*** Begin section ***

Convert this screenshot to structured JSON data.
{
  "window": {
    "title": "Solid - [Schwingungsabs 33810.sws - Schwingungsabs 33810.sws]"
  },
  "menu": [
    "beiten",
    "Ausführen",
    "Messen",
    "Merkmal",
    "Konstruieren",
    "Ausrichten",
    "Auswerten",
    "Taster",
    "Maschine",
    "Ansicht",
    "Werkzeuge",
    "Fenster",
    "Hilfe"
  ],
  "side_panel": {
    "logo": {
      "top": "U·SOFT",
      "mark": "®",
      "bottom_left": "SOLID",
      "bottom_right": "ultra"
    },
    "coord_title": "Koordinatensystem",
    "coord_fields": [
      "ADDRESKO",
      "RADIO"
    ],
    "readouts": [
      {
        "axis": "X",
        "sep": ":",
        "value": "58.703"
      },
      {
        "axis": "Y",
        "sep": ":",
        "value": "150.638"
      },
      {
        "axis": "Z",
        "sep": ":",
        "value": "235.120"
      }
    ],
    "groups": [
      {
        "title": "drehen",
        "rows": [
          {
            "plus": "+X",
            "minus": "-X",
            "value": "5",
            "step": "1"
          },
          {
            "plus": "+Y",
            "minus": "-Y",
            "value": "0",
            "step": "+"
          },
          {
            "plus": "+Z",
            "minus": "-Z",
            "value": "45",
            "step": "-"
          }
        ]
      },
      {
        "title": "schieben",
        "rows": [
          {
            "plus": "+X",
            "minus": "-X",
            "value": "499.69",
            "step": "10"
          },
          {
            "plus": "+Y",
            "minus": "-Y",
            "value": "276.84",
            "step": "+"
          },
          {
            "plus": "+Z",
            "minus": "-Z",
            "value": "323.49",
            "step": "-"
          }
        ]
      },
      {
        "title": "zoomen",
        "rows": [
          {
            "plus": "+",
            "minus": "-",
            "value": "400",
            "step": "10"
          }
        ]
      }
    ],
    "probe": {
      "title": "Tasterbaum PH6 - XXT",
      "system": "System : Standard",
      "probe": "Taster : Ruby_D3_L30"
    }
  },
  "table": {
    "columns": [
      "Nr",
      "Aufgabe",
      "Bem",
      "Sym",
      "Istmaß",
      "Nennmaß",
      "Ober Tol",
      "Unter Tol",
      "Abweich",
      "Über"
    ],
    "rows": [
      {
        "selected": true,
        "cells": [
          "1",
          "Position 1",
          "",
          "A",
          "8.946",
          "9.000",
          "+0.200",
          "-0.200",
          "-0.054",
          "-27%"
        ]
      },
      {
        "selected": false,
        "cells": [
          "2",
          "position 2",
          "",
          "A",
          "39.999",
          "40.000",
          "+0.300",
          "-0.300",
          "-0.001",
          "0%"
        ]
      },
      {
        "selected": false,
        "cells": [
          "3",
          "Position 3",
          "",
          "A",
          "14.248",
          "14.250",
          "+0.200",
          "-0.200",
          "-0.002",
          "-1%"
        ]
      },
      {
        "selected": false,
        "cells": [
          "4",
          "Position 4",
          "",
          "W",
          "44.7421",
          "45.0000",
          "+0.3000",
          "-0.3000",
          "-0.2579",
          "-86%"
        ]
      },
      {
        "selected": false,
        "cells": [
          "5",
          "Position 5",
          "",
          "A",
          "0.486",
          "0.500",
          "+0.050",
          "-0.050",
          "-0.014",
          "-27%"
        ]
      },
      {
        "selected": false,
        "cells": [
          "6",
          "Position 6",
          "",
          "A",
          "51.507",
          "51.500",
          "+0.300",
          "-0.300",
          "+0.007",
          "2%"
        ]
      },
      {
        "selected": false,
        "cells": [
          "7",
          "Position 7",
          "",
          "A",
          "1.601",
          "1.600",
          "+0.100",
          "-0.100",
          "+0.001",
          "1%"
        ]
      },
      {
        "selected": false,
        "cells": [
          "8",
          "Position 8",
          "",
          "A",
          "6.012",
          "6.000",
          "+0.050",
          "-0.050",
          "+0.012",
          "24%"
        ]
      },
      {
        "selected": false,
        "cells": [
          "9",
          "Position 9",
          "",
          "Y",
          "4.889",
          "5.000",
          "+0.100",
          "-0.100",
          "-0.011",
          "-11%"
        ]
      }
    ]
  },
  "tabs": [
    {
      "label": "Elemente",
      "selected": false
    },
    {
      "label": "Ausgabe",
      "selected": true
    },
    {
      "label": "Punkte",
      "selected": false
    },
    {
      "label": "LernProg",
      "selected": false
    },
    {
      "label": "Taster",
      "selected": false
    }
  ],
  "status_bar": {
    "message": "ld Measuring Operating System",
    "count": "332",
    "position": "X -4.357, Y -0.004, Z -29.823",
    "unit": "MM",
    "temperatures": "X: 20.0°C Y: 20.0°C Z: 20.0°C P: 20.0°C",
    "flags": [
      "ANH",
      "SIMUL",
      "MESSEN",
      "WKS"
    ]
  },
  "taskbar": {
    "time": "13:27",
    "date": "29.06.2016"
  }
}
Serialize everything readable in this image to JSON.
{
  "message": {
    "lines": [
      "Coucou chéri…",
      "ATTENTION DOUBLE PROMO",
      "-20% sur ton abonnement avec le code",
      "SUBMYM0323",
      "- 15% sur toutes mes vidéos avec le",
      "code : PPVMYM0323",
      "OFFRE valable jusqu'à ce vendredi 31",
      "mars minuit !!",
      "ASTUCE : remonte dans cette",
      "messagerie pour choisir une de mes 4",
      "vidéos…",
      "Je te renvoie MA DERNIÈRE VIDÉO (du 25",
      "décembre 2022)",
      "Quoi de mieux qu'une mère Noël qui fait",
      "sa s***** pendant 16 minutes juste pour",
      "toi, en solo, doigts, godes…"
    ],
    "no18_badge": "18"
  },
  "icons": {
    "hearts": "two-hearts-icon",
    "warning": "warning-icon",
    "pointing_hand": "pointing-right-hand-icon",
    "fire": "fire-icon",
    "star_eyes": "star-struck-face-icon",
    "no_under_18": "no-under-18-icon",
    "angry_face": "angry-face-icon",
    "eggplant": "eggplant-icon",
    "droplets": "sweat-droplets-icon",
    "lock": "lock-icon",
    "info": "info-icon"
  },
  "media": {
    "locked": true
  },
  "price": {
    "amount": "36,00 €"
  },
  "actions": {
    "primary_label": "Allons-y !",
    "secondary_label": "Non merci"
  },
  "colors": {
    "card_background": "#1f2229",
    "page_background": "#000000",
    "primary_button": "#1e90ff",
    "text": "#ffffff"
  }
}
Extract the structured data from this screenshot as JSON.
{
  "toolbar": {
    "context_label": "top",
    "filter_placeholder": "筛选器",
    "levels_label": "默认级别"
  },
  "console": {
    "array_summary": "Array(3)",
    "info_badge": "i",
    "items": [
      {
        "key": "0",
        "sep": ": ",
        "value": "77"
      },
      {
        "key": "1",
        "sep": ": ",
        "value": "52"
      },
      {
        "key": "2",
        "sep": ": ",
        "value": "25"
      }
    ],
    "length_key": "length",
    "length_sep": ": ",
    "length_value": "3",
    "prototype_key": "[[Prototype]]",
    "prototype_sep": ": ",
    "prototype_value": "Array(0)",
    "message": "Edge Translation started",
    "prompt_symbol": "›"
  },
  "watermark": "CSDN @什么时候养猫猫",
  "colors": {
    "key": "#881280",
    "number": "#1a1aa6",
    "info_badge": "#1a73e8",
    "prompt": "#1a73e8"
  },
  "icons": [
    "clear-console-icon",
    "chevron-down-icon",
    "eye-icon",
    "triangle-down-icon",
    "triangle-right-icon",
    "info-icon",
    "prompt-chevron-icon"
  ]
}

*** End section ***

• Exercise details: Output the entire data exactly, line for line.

• Answer for the task:
Convert this screenshot to structured JSON data.
{
  "window": {
    "title": "Solid - [Schwingungsabs 33810.sws - Schwingungsabs 33810.sws]"
  },
  "menu": [
    "beiten",
    "Ausführen",
    "Messen",
    "Merkmal",
    "Konstruieren",
    "Ausrichten",
    "Auswerten",
    "Taster",
    "Maschine",
    "Ansicht",
    "Werkzeuge",
    "Fenster",
    "Hilfe"
  ],
  "side_panel": {
    "logo": {
      "top": "U·SOFT",
      "mark": "®",
      "bottom_left": "SOLID",
      "bottom_right": "ultra"
    },
    "coord_title": "Koordinatensystem",
    "coord_fields": [
      "ADDRESKO",
      "RADIO"
    ],
    "readouts": [
      {
        "axis": "X",
        "sep": ":",
        "value": "58.703"
      },
      {
        "axis": "Y",
        "sep": ":",
        "value": "150.638"
      },
      {
        "axis": "Z",
        "sep": ":",
        "value": "235.120"
      }
    ],
    "groups": [
      {
        "title": "drehen",
        "rows": [
          {
            "plus": "+X",
            "minus": "-X",
            "value": "5",
            "step": "1"
          },
          {
            "plus": "+Y",
            "minus": "-Y",
            "value": "0",
            "step": "+"
          },
          {
            "plus": "+Z",
            "minus": "-Z",
            "value": "45",
            "step": "-"
          }
        ]
      },
      {
        "title": "schieben",
        "rows": [
          {
            "plus": "+X",
            "minus": "-X",
            "value": "499.69",
            "step": "10"
          },
          {
            "plus": "+Y",
            "minus": "-Y",
            "value": "276.84",
            "step": "+"
          },
          {
            "plus": "+Z",
            "minus": "-Z",
            "value": "323.49",
            "step": "-"
          }
        ]
      },
      {
        "title": "zoomen",
        "rows": [
          {
            "plus": "+",
            "minus": "-",
            "value": "400",
            "step": "10"
          }
        ]
      }
    ],
    "probe": {
      "title": "Tasterbaum PH6 - XXT",
      "system": "System : Standard",
      "probe": "Taster : Ruby_D3_L30"
    }
  },
  "table": {
    "columns": [
      "Nr",
      "Aufgabe",
      "Bem",
      "Sym",
      "Istmaß",
      "Nennmaß",
      "Ober Tol",
      "Unter Tol",
      "Abweich",
      "Über"
    ],
    "rows": [
      {
        "selected": true,
        "cells": [
          "1",
          "Position 1",
          "",
          "A",
          "8.946",
          "9.000",
          "+0.200",
          "-0.200",
          "-0.054",
          "-27%"
        ]
      },
      {
        "selected": false,
        "cells": [
          "2",
          "position 2",
          "",
          "A",
          "39.999",
          "40.000",
          "+0.300",
          "-0.300",
          "-0.001",
          "0%"
        ]
      },
      {
        "selected": false,
        "cells": [
          "3",
          "Position 3",
          "",
          "A",
          "14.248",
          "14.250",
          "+0.200",
          "-0.200",
          "-0.002",
          "-1%"
        ]
      },
      {
        "selected": false,
        "cells": [
          "4",
          "Position 4",
          "",
          "W",
          "44.7421",
          "45.0000",
          "+0.3000",
          "-0.3000",
          "-0.2579",
          "-86%"
        ]
      },
      {
        "selected": false,
        "cells": [
          "5",
          "Position 5",
          "",
          "A",
          "0.486",
          "0.500",
          "+0.050",
          "-0.050",
          "-0.014",
          "-27%"
        ]
      },
      {
        "selected": false,
        "cells": [
          "6",
          "Position 6",
          "",
          "A",
          "51.507",
          "51.500",
          "+0.300",
          "-0.300",
          "+0.007",
          "2%"
        ]
      },
      {
        "selected": false,
        "cells": [
          "7",
          "Position 7",
          "",
          "A",
          "1.601",
          "1.600",
          "+0.100",
          "-0.100",
          "+0.001",
          "1%"
        ]
      },
      {
        "selected": false,
        "cells": [
          "8",
          "Position 8",
          "",
          "A",
          "6.012",
          "6.000",
          "+0.050",
          "-0.050",
          "+0.012",
          "24%"
        ]
      },
      {
        "selected": false,
        "cells": [
          "9",
          "Position 9",
          "",
          "Y",
          "4.889",
          "5.000",
          "+0.100",
          "-0.100",
          "-0.011",
          "-11%"
        ]
      }
    ]
  },
  "tabs": [
    {
      "label": "Elemente",
      "selected": false
    },
    {
      "label": "Ausgabe",
      "selected": true
    },
    {
      "label": "Punkte",
      "selected": false
    },
    {
      "label": "LernProg",
      "selected": false
    },
    {
      "label": "Taster",
      "selected": false
    }
  ],
  "status_bar": {
    "message": "ld Measuring Operating System",
    "count": "332",
    "position": "X -4.357, Y -0.004, Z -29.823",
    "unit": "MM",
    "temperatures": "X: 20.0°C Y: 20.0°C Z: 20.0°C P: 20.0°C",
    "flags": [
      "ANH",
      "SIMUL",
      "MESSEN",
      "WKS"
    ]
  },
  "taskbar": {
    "time": "13:27",
    "date": "29.06.2016"
  }
}
Serialize everything readable in this image to JSON.
{
  "message": {
    "lines": [
      "Coucou chéri…",
      "ATTENTION DOUBLE PROMO",
      "-20% sur ton abonnement avec le code",
      "SUBMYM0323",
      "- 15% sur toutes mes vidéos avec le",
      "code : PPVMYM0323",
      "OFFRE valable jusqu'à ce vendredi 31",
      "mars minuit !!",
      "ASTUCE : remonte dans cette",
      "messagerie pour choisir une de mes 4",
      "vidéos…",
      "Je te renvoie MA DERNIÈRE VIDÉO (du 25",
      "décembre 2022)",
      "Quoi de mieux qu'une mère Noël qui fait",
      "sa s***** pendant 16 minutes juste pour",
      "toi, en solo, doigts, godes…"
    ],
    "no18_badge": "18"
  },
  "icons": {
    "hearts": "two-hearts-icon",
    "warning": "warning-icon",
    "pointing_hand": "pointing-right-hand-icon",
    "fire": "fire-icon",
    "star_eyes": "star-struck-face-icon",
    "no_under_18": "no-under-18-icon",
    "angry_face": "angry-face-icon",
    "eggplant": "eggplant-icon",
    "droplets": "sweat-droplets-icon",
    "lock": "lock-icon",
    "info": "info-icon"
  },
  "media": {
    "locked": true
  },
  "price": {
    "amount": "36,00 €"
  },
  "actions": {
    "primary_label": "Allons-y !",
    "secondary_label": "Non merci"
  },
  "colors": {
    "card_background": "#1f2229",
    "page_background": "#000000",
    "primary_button": "#1e90ff",
    "text": "#ffffff"
  }
}
Extract the structured data from this screenshot as JSON.
{
  "toolbar": {
    "context_label": "top",
    "filter_placeholder": "筛选器",
    "levels_label": "默认级别"
  },
  "console": {
    "array_summary": "Array(3)",
    "info_badge": "i",
    "items": [
      {
        "key": "0",
        "sep": ": ",
        "value": "77"
      },
      {
        "key": "1",
        "sep": ": ",
        "value": "52"
      },
      {
        "key": "2",
        "sep": ": ",
        "value": "25"
      }
    ],
    "length_key": "length",
    "length_sep": ": ",
    "length_value": "3",
    "prototype_key": "[[Prototype]]",
    "prototype_sep": ": ",
    "prototype_value": "Array(0)",
    "message": "Edge Translation started",
    "prompt_symbol": "›"
  },
  "watermark": "CSDN @什么时候养猫猫",
  "colors": {
    "key": "#881280",
    "number": "#1a1aa6",
    "info_badge": "#1a73e8",
    "prompt": "#1a73e8"
  },
  "icons": [
    "clear-console-icon",
    "chevron-down-icon",
    "eye-icon",
    "triangle-down-icon",
    "triangle-right-icon",
    "info-icon",
    "prompt-chevron-icon"
  ]
}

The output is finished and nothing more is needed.